Local buyers, combined with metropolitan investor interest is helping maintain strong rural property values, according to southern New South Wales LAWD real estate directors Ian Robertson and Tim Corcoran.

Other contributing factors bolstering the market were strong commodity prices, low interest rates, an excellent spring and landholders preferring to remain on the land.

This was in turn was limiting the number of properties being listed for sale, which was also helping underpin the high demand.

But where there was an absence of strong competition from neighbours or locals “the market has been a bit of a soft underbelly to it”, Mr Robertson said.

Both agents were talking about the state of the market in southern New South Wales in the second LAWD Agribusiness Investor podcast episode launched earlier this month.

In the majority of cases where local buyers were involved it was usually either to expand their holdings for a family member returning home or just increase their economies of scale, according to Mr Robertson. Adding to that in some recent sales was interest from outside investors.

Mr Corcoran said there had been a lot more interest from metropolitan buyers driving locals to participate which was helping vendors achieve a successful sale.

Mr Robertson cited an example of a recent sale of a 78 hectare irrigation property with a 292 megalitre water licence on the Lachlan River which involved three registered bidders, one of them an investor from Windsor in the Hawkesbury Valley on the outskirts of Sydney. The other two bidders were both local producers looking to gain more scale and additional water security.

Because of the strength of the two local producers involved, the auction achieved $300,000 above the reserve, based on a valuation, selling for $1,750,000.

The fear of missing out was also a driving factor, according to Mr Corcoran. And it could take local farmers a few years or longer to get the opportunity to buy a neighbour’s property, Mr Robertson said.

For city-based investors rural properties provided a secure investment with commodity prices remaining strong and land values holding their own, he said.

Mr Robertson put the lower than normal amount of spring listings down to farmers wishing to ride the good season out.
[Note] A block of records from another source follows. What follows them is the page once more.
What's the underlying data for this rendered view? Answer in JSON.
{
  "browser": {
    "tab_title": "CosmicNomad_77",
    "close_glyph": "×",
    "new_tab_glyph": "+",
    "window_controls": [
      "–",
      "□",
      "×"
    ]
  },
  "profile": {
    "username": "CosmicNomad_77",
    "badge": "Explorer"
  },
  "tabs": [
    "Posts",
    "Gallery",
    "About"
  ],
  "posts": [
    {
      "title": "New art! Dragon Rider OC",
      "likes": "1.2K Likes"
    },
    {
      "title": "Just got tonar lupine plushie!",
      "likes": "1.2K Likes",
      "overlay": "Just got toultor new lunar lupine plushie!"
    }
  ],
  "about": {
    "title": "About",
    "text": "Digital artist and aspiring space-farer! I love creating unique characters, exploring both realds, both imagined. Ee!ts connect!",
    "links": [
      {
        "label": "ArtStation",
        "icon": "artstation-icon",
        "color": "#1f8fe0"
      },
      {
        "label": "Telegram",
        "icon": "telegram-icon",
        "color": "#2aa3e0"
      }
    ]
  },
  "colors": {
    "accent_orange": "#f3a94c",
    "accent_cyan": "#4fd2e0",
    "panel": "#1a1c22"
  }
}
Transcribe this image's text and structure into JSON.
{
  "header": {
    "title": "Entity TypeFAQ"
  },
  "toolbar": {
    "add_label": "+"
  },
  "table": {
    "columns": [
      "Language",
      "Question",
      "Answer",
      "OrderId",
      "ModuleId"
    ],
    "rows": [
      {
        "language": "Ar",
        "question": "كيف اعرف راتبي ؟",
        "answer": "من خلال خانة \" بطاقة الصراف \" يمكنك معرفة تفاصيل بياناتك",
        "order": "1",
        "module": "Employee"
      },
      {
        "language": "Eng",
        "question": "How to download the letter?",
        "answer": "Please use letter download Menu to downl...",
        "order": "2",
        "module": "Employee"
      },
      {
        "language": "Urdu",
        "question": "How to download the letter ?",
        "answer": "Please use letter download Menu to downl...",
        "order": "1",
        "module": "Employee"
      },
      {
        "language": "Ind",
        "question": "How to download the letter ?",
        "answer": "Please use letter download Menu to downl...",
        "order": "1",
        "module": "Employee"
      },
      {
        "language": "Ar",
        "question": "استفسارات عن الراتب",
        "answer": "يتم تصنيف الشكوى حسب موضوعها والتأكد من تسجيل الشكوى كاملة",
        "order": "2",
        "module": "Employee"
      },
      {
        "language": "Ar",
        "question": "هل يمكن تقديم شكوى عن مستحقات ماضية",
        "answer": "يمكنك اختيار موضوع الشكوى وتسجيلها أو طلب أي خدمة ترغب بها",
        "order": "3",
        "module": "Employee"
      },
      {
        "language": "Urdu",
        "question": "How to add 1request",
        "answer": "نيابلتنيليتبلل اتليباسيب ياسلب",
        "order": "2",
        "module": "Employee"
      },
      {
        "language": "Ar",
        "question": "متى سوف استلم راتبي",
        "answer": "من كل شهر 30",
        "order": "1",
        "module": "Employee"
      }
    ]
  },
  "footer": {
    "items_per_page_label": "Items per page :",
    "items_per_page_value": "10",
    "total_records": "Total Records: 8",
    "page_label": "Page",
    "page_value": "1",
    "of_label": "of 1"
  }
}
Also some of those contemplating retirement were inclined to remain on the farm seeing it as safer than investing in the stock market and because of the low returns on bank deposits.

“Quite a few take to some form of share farming or leasing part of their property to allow them to stay in their homes,” he said.

If that trend continued, resulting in fewer listings, it would take some time before the property market plateaued.

In another trend adding to the more sophisticated deals being done, Mr Robertson said he was currently working with an investor partner and a local farmer both wanting to buy a property.

The farmer was planning on buying part of the property and the investor group the residual.  After seven years, the farmer would be given the first right of refusal to buy the investor out.

For the farmer this allowed for production to be expanded and an increase in efficiencies of scale.

For investors it provided a platform to establish a landbank to leave the property to a producer, who may or may not take an equity, to run it.

“The days of putting a corflute sign on the front gate and taking it to auction or putting a price on it expecting it to sell in six weeks time are a bit behind us,” Mr Robertson said.

Vendors needed to be on the ball as well and have their property well presented with data and soil tests prepared. “All those things are going to help and that makes it a bit easier to sell for us.”

According to Mr Corcoran buyers were doing more due diligence these days too on the quality of the asset, the enterprises that could be run and the returns. “Every property is different, and you have to treat it as unique,” he said.